**Your goal**
What is needed is each line of the data below that holds the string "Properties".

**Record extracts**
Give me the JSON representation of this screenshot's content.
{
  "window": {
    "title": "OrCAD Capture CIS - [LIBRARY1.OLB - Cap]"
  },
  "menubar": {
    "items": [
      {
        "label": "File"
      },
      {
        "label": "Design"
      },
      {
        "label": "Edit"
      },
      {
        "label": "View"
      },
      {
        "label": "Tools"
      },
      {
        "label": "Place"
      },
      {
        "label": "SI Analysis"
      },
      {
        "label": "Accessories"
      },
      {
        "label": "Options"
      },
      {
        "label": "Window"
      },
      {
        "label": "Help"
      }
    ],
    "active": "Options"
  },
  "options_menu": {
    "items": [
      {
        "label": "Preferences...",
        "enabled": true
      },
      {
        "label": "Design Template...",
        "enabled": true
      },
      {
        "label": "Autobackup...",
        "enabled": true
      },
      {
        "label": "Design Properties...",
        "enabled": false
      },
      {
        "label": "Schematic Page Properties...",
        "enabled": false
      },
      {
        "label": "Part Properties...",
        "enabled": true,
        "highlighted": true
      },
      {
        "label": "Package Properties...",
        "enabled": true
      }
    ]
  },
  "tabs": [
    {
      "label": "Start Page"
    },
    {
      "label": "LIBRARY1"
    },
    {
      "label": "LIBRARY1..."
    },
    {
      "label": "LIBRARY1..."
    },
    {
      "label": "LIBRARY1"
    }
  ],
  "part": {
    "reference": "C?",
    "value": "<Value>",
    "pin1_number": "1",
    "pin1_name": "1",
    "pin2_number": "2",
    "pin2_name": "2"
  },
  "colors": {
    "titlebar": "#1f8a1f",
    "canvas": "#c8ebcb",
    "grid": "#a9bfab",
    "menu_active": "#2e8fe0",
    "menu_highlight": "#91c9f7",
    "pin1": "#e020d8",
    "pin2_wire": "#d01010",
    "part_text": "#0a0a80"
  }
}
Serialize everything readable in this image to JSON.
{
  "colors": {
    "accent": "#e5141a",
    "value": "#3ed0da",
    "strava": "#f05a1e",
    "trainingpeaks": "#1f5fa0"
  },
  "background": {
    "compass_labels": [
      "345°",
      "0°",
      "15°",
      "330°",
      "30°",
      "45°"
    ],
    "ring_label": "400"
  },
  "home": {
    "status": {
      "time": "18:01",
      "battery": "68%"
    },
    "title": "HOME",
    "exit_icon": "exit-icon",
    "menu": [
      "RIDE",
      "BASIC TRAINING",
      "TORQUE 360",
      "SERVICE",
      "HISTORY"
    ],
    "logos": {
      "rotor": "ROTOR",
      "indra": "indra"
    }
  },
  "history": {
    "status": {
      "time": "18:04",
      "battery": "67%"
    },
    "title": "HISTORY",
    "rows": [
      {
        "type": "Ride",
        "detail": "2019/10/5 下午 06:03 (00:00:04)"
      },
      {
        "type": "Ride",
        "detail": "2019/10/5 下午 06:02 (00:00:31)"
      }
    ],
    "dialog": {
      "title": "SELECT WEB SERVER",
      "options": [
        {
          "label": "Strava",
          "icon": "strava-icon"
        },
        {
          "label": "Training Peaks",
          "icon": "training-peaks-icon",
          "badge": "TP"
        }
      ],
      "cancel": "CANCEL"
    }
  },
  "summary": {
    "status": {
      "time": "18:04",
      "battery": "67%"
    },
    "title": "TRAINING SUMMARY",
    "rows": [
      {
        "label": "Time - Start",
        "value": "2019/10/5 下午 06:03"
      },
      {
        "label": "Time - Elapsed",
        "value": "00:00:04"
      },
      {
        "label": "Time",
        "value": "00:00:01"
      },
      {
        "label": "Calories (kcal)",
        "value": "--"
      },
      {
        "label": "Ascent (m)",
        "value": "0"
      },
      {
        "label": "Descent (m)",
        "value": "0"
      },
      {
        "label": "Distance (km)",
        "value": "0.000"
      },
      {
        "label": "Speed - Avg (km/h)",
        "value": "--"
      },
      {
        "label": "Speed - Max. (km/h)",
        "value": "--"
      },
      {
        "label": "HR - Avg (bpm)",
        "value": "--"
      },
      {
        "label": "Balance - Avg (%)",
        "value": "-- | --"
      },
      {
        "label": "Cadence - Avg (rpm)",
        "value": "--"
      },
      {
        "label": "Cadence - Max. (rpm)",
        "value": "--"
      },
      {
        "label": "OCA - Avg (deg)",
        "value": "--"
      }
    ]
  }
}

**Solved exercise**
        "label": "Design Properties...",
        "label": "Schematic Page Properties...",
        "label": "Part Properties...",
        "label": "Package Properties...",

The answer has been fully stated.